It’s now time to share your latest idea with conviction, and be introduced to the business equivalent of a “comedy roast”. ( This might just be a Workstars thing ).

What does this off-piste introduction have to do with your HR team, and employee recognition strategy? Hopefully everything.

There is not a HR Director on the globe who thinks they will gain greater impact and insight from their current employee recognition program by increasing centralised or local, reward budgets. In fact, I would go as far to say that those that have slowly allowed a culture of high reward to exist, are now gently filling their hole and re -balancing the emphasis and expectation. This starts by understanding the act of recognition better, and it’s role within engagement, encouraging leadership, cross department and customer recognition and most likely focusing on the all often missing, manager effectiveness.

If you work in HR and are looking at getting your employee recognition strategy started, be warned, you need to get reward right.

I always feel compelled to clear up reward within the context of the employee recognition industry.  Vouchers, perks, e-codes, widgets, gadgets, activities, time? The broader non-cash reward industry is estimated to be as high as $46 billion, it’s fragmented and it’s huge.

Since the start of Workstars social employee recognition journey, we have built our own logic, strategic thinking and business around a simple saying; “You don’t need to give me a million dollars, to make me feel a million dollars”, (A strange motto for a British company, however, it just does not work as well in pounds). No matter how harsh mine or others roasting’s have been, we have stayed consistently focussed on providing HR professionals with a SaaS solution that is free of any reward imposition, constraint, or volume commitment.

This is a key business model shift for the employee recognition industry and means we can actually look at what works , swim a little harder into the tide and confidently say, HR need really small reward budgets.

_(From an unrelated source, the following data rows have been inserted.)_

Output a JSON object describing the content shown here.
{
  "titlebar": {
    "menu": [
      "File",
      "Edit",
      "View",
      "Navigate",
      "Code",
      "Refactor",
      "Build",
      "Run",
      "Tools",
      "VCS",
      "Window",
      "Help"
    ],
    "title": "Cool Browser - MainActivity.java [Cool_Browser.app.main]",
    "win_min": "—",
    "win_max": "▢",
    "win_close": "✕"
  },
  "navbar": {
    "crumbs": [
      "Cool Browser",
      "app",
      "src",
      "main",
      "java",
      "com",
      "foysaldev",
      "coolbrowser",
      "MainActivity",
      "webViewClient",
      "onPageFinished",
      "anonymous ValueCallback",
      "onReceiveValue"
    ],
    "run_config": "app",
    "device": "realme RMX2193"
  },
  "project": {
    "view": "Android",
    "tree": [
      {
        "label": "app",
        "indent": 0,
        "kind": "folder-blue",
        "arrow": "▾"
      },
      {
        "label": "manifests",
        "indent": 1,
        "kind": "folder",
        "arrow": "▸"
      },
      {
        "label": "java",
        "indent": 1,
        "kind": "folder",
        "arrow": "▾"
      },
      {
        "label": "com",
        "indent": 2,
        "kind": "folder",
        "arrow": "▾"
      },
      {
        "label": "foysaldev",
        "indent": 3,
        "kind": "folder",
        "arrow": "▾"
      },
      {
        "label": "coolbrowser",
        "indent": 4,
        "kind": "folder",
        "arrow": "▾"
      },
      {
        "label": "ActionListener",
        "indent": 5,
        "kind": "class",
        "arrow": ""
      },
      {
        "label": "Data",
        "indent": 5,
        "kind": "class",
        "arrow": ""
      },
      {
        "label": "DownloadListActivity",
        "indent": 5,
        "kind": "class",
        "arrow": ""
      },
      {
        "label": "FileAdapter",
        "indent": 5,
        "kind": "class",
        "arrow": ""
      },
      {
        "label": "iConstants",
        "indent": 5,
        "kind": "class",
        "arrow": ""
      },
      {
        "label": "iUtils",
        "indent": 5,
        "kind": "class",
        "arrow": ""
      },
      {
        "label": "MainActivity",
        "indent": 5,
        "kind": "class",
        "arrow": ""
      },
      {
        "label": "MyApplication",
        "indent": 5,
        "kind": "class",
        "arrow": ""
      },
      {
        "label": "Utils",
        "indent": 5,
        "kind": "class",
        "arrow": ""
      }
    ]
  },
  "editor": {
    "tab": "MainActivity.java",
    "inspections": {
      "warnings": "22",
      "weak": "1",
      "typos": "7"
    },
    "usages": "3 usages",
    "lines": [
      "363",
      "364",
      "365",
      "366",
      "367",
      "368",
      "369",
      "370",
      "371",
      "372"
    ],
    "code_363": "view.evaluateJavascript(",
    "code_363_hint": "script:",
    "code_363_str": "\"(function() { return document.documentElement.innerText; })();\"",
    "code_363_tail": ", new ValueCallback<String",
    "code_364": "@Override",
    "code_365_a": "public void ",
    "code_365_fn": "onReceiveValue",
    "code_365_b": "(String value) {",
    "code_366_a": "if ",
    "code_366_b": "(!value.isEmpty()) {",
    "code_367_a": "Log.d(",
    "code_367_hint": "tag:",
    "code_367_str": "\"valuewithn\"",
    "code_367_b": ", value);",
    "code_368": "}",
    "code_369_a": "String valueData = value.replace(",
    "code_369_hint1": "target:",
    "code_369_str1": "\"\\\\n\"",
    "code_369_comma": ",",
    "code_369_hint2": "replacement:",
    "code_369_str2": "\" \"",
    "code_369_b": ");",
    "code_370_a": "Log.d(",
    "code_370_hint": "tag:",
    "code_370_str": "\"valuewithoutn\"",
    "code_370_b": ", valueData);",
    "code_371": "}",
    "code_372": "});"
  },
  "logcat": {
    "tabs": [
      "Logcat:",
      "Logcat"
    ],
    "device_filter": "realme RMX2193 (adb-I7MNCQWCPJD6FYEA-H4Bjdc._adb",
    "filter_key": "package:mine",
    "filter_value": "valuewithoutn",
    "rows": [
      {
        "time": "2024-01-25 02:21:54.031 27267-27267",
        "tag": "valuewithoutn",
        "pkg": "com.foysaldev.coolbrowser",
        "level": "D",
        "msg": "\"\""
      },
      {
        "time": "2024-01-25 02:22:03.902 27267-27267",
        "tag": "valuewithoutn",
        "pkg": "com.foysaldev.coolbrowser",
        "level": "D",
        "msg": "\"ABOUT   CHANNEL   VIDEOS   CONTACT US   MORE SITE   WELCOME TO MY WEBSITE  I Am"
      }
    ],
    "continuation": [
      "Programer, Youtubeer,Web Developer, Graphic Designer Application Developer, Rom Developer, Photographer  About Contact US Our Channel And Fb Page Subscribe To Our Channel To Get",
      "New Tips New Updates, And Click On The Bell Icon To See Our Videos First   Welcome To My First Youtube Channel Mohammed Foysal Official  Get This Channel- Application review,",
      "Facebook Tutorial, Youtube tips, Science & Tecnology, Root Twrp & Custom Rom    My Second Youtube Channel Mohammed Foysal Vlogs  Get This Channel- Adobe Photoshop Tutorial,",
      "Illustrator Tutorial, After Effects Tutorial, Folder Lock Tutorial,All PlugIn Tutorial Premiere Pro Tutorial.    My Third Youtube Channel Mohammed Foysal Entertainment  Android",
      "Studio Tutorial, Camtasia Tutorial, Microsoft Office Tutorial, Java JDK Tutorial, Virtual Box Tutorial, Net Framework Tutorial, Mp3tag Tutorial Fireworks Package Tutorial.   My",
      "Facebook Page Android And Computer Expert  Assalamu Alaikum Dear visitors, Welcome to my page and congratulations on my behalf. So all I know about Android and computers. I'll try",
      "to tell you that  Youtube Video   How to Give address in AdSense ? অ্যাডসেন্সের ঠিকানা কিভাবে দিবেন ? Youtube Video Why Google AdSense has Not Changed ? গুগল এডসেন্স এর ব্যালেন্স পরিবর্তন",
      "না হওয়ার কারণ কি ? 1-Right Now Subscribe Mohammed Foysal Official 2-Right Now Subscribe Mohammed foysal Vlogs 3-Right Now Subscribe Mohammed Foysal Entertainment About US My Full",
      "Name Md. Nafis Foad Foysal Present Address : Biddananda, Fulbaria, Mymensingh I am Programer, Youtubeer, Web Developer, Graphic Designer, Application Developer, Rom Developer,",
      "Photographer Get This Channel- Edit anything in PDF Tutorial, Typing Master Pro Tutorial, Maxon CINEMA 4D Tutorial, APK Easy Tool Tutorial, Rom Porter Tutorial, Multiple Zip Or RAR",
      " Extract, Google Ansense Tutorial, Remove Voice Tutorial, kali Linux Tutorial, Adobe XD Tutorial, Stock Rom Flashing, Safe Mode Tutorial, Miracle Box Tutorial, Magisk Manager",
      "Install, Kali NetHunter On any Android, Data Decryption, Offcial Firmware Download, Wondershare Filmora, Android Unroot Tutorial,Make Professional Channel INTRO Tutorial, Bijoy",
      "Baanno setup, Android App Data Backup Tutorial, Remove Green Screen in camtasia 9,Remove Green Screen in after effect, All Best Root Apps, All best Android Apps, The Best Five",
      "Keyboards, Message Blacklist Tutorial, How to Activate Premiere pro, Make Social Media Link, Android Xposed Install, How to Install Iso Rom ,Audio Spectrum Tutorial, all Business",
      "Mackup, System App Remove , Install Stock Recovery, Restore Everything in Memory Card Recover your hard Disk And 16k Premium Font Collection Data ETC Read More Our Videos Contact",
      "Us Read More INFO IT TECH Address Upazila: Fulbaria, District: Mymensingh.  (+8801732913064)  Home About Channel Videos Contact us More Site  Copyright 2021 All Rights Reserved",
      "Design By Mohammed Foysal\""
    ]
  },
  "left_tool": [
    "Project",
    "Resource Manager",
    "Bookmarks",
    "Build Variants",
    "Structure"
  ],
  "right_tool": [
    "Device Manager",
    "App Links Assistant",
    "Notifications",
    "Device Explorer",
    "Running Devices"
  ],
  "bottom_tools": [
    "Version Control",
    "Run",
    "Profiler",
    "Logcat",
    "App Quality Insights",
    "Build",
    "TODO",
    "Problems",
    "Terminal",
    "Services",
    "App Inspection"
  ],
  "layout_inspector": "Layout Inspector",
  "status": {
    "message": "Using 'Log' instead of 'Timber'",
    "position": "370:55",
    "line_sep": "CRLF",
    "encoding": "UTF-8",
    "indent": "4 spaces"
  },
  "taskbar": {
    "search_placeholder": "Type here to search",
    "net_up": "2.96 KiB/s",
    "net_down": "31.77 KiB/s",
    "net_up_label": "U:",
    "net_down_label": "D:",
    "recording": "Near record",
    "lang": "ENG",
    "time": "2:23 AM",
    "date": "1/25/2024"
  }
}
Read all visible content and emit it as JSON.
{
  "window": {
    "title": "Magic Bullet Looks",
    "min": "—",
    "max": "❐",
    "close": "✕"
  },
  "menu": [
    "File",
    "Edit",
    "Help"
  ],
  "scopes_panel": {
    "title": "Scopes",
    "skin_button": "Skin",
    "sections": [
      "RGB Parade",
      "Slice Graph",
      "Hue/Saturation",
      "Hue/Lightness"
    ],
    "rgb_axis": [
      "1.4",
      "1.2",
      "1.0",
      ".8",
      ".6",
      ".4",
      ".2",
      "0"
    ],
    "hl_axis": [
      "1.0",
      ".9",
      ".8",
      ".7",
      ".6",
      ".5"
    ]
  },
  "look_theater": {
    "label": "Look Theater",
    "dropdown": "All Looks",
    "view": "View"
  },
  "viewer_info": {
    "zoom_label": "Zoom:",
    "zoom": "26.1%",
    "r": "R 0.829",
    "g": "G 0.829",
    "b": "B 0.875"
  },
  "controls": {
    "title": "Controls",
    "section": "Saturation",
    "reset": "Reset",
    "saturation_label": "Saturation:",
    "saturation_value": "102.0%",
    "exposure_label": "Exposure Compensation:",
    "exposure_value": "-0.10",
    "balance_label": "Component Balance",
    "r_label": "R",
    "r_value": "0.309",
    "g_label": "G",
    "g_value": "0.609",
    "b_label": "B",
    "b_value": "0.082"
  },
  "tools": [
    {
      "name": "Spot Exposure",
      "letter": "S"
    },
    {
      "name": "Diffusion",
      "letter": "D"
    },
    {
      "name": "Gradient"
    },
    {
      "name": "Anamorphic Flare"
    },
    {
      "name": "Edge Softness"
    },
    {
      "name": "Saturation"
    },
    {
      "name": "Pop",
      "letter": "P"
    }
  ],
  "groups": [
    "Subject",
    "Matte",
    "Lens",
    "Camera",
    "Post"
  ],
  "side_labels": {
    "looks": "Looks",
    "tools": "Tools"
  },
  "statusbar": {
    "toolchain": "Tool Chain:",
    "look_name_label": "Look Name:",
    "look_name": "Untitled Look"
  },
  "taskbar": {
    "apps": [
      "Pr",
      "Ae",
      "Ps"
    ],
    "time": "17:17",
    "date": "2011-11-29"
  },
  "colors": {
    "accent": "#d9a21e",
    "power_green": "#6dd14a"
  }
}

Until social recognition arrived, it had been impossible to tap into the undeniable pleasure and emotional uplift experienced from giving recognition, or the learning and behaviour influence from seeing, sharing and celebrating values, and excellence. When we talk about HR having an employee recognition strategy, employee expression by observing and advancing the strengths of others, is right at the top. Giving and sharing recognition is highly motivational in it’s own right,  however for it to thrive and be 100% trust based,  reward has to be seen separately, secondary or occasionally, not as the process itself.

Now add into the mix the arrival of e-code and social gifting technology, where you can easily deliver a small, instant, and high impact €20 or £10 code to your phone, free of delivery but still full of meaning. Put the two together and you have to ask at what point does your strategy, and in turn your culture, cross the line from appreciation and admiration, to compensation and expectation, I would argue very quickly.

So, the next time you read an article stating you should be spending at least 2% of salary on employee recognition, maybe they are talking about the transaction of service awards which are more about expectation, or loosely termed sales recognition (compensation).  My suggestion would be start with 0.3% or 0.4% of salary, maybe increase a little as you go, expect managers to be great, don’t let reward ruin things and focus on appreciation and admiration.